The State Library of Victoria is delighted to announce the acquisition of two extraordinary Persian manuscripts following a successful public appeal for their purchase.
The State Library of Victoria Foundation launched the appeal to raise $100,000 to acquire a 16th-century manuscript copy of the Khamsa or quintet of classic Persian stories written by the 12th-century Persian poet Nizami of Ganja and a 19th-century manuscript copy of the Tutinama or ‘Book of the parrot’.
‘Through the generous and enthusiastic support of the Victorian people, these superb manuscripts, that have special significance for the state’s Iranian and Indian communities, are now part of our collection. They will be enjoyed by Victorians today and for generations into the future. We are delighted and grateful that the appeal has reached in excess of the $100,000 target’, explains Sue Roberts, CEO and State Librarian.
The appeal coincided with the free landmark exhibition Love and Devotion: From Persia and Beyond at the Library which attracted more than 102,850 people over nearly four months. The exhibition closed on Sunday 1 July.
Love and Devotion brought toMelbourne over 60 beautiful examples of Persian handmade illustrated books from the collections of the Bodleian Libraries at the University of Oxford to create the largest exhibition of Persian manuscripts in Australian history.
‘Both the appeal and the exhibition generated great public interest, not only from people within the Persian community or those that have an interest in Persian history, but from a broad cross-section of Victorians who came to see this international exhibition. We are very pleased that the exhibition appealed to people from a range of cultures and backgrounds’, Ms Roberts continued.
Reflecting the popularity of Love and Devotion, the Foundation welcomed more than 100 new members over the exhibition period and a magnificent book published in conjunction with the exhibition sold out last week.
These rare Persian manuscripts will be added toAustralia’s finest Rare Books Collection at the Library.
Additional information for editors
The Khamsa manuscript was made in Astarabad, known today as Gurgan, in north-eastPersia in 1509–10 by the scribe al-Abd Ibrahim. It is decorated in theShiraz style with 15 full-page hand-painted illustrations by an unnamed artist (identified by scholars as ‘Artist B’). The work of this artist is found in manuscripts of the same period in the Freer Gallery of Art at the Smithsonian Institution inWashington, in the India Office Library inLondon, and in the Bodleian Libraries at theUniversityofOxford. The book comes from the high point of Shiraz-style painting.
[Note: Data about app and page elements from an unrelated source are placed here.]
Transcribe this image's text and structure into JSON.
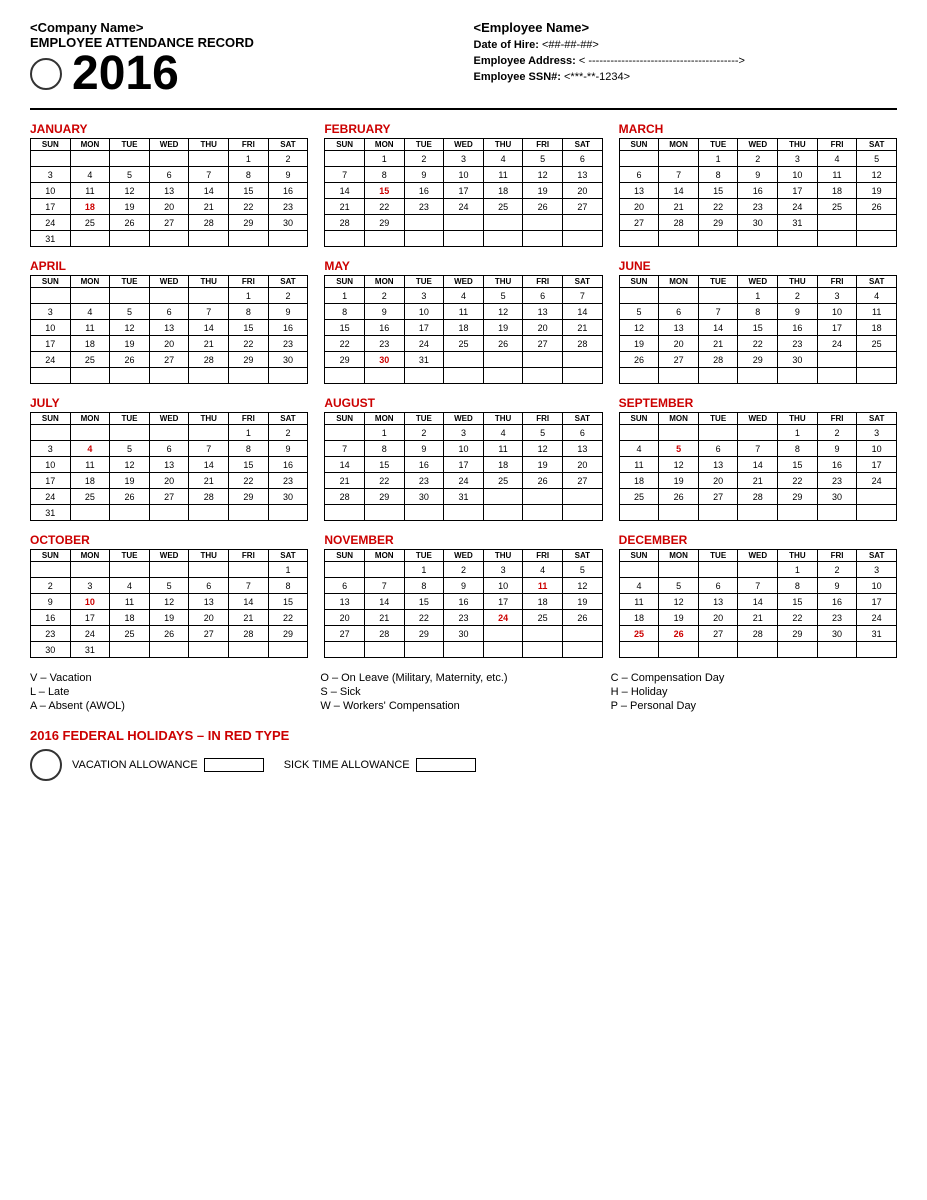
{
  "header": {
    "company_name": "<Company Name>",
    "record_title": "EMPLOYEE ATTENDANCE RECORD",
    "year": "2016",
    "employee_name": "<Employee Name>",
    "date_of_hire_label": "Date of Hire:",
    "date_of_hire_value": "<##-##-##>",
    "address_label": "Employee Address:",
    "address_value": "< ----------------------------------------->",
    "ssn_label": "Employee SSN#:",
    "ssn_value": "<***-**-1234>"
  },
  "legend": {
    "col1": [
      "V – Vacation",
      "L – Late",
      "A – Absent (AWOL)"
    ],
    "col2": [
      "O – On Leave (Military, Maternity, etc.)",
      "S – Sick",
      "W – Workers' Compensation"
    ],
    "col3": [
      "C – Compensation Day",
      "H – Holiday",
      "P – Personal Day"
    ]
  },
  "holidays_title": "2016 FEDERAL HOLIDAYS – IN RED TYPE",
  "vacation_label": "VACATION ALLOWANCE",
  "sick_label": "SICK TIME  ALLOWANCE",
  "months": [
    {
      "name": "JANUARY",
      "days": [
        [
          "",
          "",
          "",
          "",
          "",
          "1",
          "2"
        ],
        [
          "3",
          "4",
          "5",
          "6",
          "7",
          "8",
          "9"
        ],
        [
          "10",
          "11",
          "12",
          "13",
          "14",
          "15",
          "16"
        ],
        [
          "17",
          "18r",
          "19",
          "20",
          "21",
          "22",
          "23"
        ],
        [
          "24",
          "25",
          "26",
          "27",
          "28",
          "29",
          "30"
        ],
        [
          "31",
          "",
          "",
          "",
          "",
          "",
          ""
        ]
      ]
    },
    {
      "name": "FEBRUARY",
      "days": [
        [
          "",
          "1",
          "2",
          "3",
          "4",
          "5",
          "6"
        ],
        [
          "7",
          "8",
          "9",
          "10",
          "11",
          "12",
          "13"
        ],
        [
          "14",
          "15r",
          "16",
          "17",
          "18",
          "19",
          "20"
        ],
        [
          "21",
          "22",
          "23",
          "24",
          "25",
          "26",
          "27"
        ],
        [
          "28",
          "29",
          "",
          "",
          "",
          "",
          ""
        ],
        [
          "",
          "",
          "",
          "",
          "",
          "",
          ""
        ]
      ]
    },
    {
      "name": "MARCH",
      "days": [
        [
          "",
          "",
          "1",
          "2",
          "3",
          "4",
          "5"
        ],
        [
          "6",
          "7",
          "8",
          "9",
          "10",
          "11",
          "12"
        ],
        [
          "13",
          "14",
          "15",
          "16",
          "17",
          "18",
          "19"
        ],
        [
          "20",
          "21",
          "22",
          "23",
          "24",
          "25",
          "26"
        ],
        [
          "27",
          "28",
          "29",
          "30",
          "31",
          "",
          ""
        ],
        [
          "",
          "",
          "",
          "",
          "",
          "",
          ""
        ]
      ]
    },
    {
      "name": "APRIL",
      "days": [
        [
          "",
          "",
          "",
          "",
          "",
          "1",
          "2"
        ],
        [
          "3",
          "4",
          "5",
          "6",
          "7",
          "8",
          "9"
        ],
        [
          "10",
          "11",
          "12",
          "13",
          "14",
          "15",
          "16"
        ],
        [
          "17",
          "18",
          "19",
          "20",
          "21",
          "22",
          "23"
        ],
        [
          "24",
          "25",
          "26",
          "27",
          "28",
          "29",
          "30"
        ],
        [
          "",
          "",
          "",
          "",
          "",
          "",
          ""
        ]
      ]
    },
    {
      "name": "MAY",
      "days": [
        [
          "1",
          "2",
          "3",
          "4",
          "5",
          "6",
          "7"
        ],
        [
          "8",
          "9",
          "10",
          "11",
          "12",
          "13",
          "14"
        ],
        [
          "15",
          "16",
          "17",
          "18",
          "19",
          "20",
          "21"
        ],
        [
          "22",
          "23",
          "24",
          "25",
          "26",
          "27",
          "28"
        ],
        [
          "29",
          "30r",
          "31",
          "",
          "",
          "",
          ""
        ],
        [
          "",
          "",
          "",
          "",
          "",
          "",
          ""
        ]
      ]
    },
    {
      "name": "JUNE",
      "days": [
        [
          "",
          "",
          "",
          "1",
          "2",
          "3",
          "4"
        ],
        [
          "5",
          "6",
          "7",
          "8",
          "9",
          "10",
          "11"
        ],
        [
          "12",
          "13",
          "14",
          "15",
          "16",
          "17",
          "18"
        ],
        [
          "19",
          "20",
          "21",
          "22",
          "23",
          "24",
          "25"
        ],
        [
          "26",
          "27",
          "28",
          "29",
          "30",
          "",
          ""
        ],
        [
          "",
          "",
          "",
          "",
          "",
          "",
          ""
        ]
      ]
    },
    {
      "name": "JULY",
      "days": [
        [
          "",
          "",
          "",
          "",
          "",
          "1",
          "2"
        ],
        [
          "3",
          "4r",
          "5",
          "6",
          "7",
          "8",
          "9"
        ],
        [
          "10",
          "11",
          "12",
          "13",
          "14",
          "15",
          "16"
        ],
        [
          "17",
          "18",
          "19",
          "20",
          "21",
          "22",
          "23"
        ],
        [
          "24",
          "25",
          "26",
          "27",
          "28",
          "29",
          "30"
        ],
        [
          "31",
          "",
          "",
          "",
          "",
          "",
          ""
        ]
      ]
    },
    {
      "name": "AUGUST",
      "days": [
        [
          "",
          "1",
          "2",
          "3",
          "4",
          "5",
          "6"
        ],
        [
          "7",
          "8",
          "9",
          "10",
          "11",
          "12",
          "13"
        ],
        [
          "14",
          "15",
          "16",
          "17",
          "18",
          "19",
          "20"
        ],
        [
          "21",
          "22",
          "23",
          "24",
          "25",
          "26",
          "27"
        ],
        [
          "28",
          "29",
          "30",
          "31",
          "",
          "",
          ""
        ],
        [
          "",
          "",
          "",
          "",
          "",
          "",
          ""
        ]
      ]
    },
    {
      "name": "SEPTEMBER",
      "days": [
        [
          "",
          "",
          "",
          "",
          "1",
          "2",
          "3"
        ],
        [
          "4",
          "5r",
          "6",
          "7",
          "8",
          "9",
          "10"
        ],
        [
          "11",
          "12",
          "13",
          "14",
          "15",
          "16",
          "17"
        ],
        [
          "18",
          "19",
          "20",
          "21",
          "22",
          "23",
          "24"
        ],
        [
          "25",
          "26",
          "27",
          "28",
          "29",
          "30",
          ""
        ],
        [
          "",
          "",
          "",
          "",
          "",
          "",
          ""
        ]
      ]
    },
    {
      "name": "OCTOBER",
      "days": [
        [
          "",
          "",
          "",
          "",
          "",
          "",
          "1"
        ],
        [
          "2",
          "3",
          "4",
          "5",
          "6",
          "7",
          "8"
        ],
        [
          "9",
          "10r",
          "11",
          "12",
          "13",
          "14",
          "15"
        ],
        [
          "16",
          "17",
          "18",
          "19",
          "20",
          "21",
          "22"
        ],
        [
          "23",
          "24",
          "25",
          "26",
          "27",
          "28",
          "29"
        ],
        [
          "30",
          "31",
          "",
          "",
          "",
          "",
          ""
        ]
      ]
    },
    {
      "name": "NOVEMBER",
      "days": [
        [
          "",
          "",
          "1",
          "2",
          "3",
          "4",
          "5"
        ],
        [
          "6",
          "7",
          "8",
          "9",
          "10",
          "11r",
          "12"
        ],
        [
          "13",
          "14",
          "15",
          "16",
          "17",
          "18",
          "19"
        ],
        [
          "20",
          "21",
          "22",
          "23",
          "24r",
          "25",
          "26"
        ],
        [
          "27",
          "28",
          "29",
          "30",
          "",
          "",
          ""
        ],
        [
          "",
          "",
          "",
          "",
          "",
          "",
          ""
        ]
      ]
    },
    {
      "name": "DECEMBER",
      "days": [
        [
          "",
          "",
          "",
          "",
          "1",
          "2",
          "3"
        ],
        [
          "4",
          "5",
          "6",
          "7",
          "8",
          "9",
          "10"
        ],
        [
          "11",
          "12",
          "13",
          "14",
          "15",
          "16",
          "17"
        ],
        [
          "18",
          "19",
          "20",
          "21",
          "22",
          "23",
          "24"
        ],
        [
          "25r",
          "26r",
          "27",
          "28",
          "29",
          "30",
          "31"
        ],
        [
          "",
          "",
          "",
          "",
          "",
          "",
          ""
        ]
      ]
    }
  ]
}
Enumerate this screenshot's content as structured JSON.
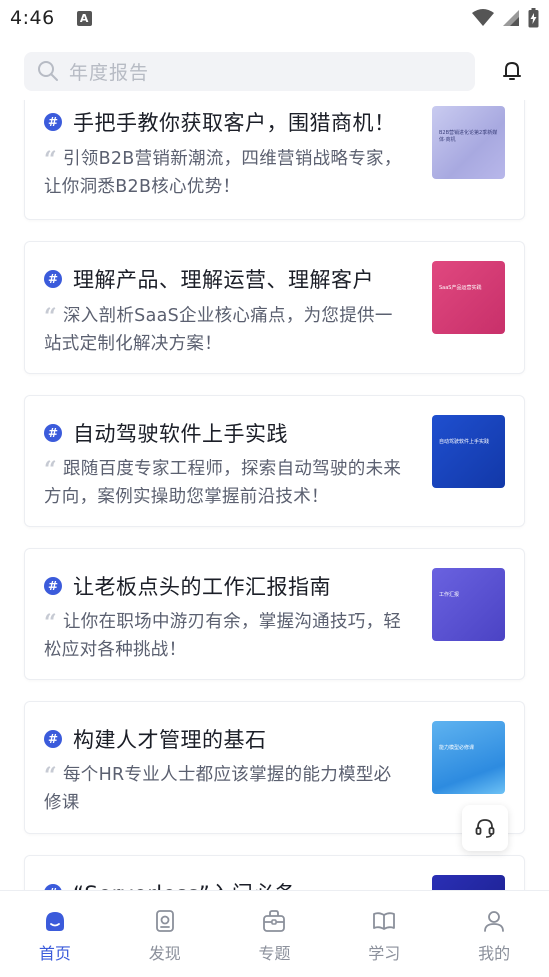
{
  "status_bar": {
    "time": "4:46",
    "badge": "A"
  },
  "search": {
    "placeholder": "年度报告"
  },
  "colors": {
    "accent": "#3b5bdb",
    "text": "#1b1e27",
    "muted": "#5b6070",
    "nav_inactive": "#8b909b"
  },
  "cards": [
    {
      "title": "手把手教你获取客户，围猎商机！",
      "desc": "引领B2B营销新潮流，四维营销战略专家，让你洞悉B2B核心优势！",
      "thumb_text": "B2B营销进化论第2季新媒体·商机"
    },
    {
      "title": "理解产品、理解运营、理解客户",
      "desc": "深入剖析SaaS企业核心痛点，为您提供一站式定制化解决方案！",
      "thumb_text": "SaaS产品运营实践"
    },
    {
      "title": "自动驾驶软件上手实践",
      "desc": "跟随百度专家工程师，探索自动驾驶的未来方向，案例实操助您掌握前沿技术！",
      "thumb_text": "自动驾驶软件上手实践"
    },
    {
      "title": "让老板点头的工作汇报指南",
      "desc": "让你在职场中游刃有余，掌握沟通技巧，轻松应对各种挑战！",
      "thumb_text": "工作汇报"
    },
    {
      "title": "构建人才管理的基石",
      "desc": "每个HR专业人士都应该掌握的能力模型必修课",
      "thumb_text": "能力模型必修课"
    },
    {
      "title": "“Serverless”入门必备",
      "desc": "",
      "thumb_text": ""
    }
  ],
  "nav": {
    "items": [
      {
        "label": "首页",
        "icon": "home-icon",
        "active": true
      },
      {
        "label": "发现",
        "icon": "discover-icon",
        "active": false
      },
      {
        "label": "专题",
        "icon": "topic-icon",
        "active": false
      },
      {
        "label": "学习",
        "icon": "study-icon",
        "active": false
      },
      {
        "label": "我的",
        "icon": "profile-icon",
        "active": false
      }
    ]
  }
}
The Tutinama or ‘Book of the parrot’, is a collection of 52 moral tales told by an enterprising parrot to distract his mistress from her lover during the long absence of her husband. The story was taken from an ancient Sanskrit tale and translated into Persian around 1335 by Ziya’ al-Din Nakhshabi, a Persian physician and Sufi mystic who served at the court of a pre-Mughal Islamic ruler in India. Made in 1808–09 in northern India, it is a beautiful example of how the tradition of the handmade Persian book continued into the 19th century. Complete manuscript copies of the Tutinama are very rare and this will be the only copy in an Australian collection.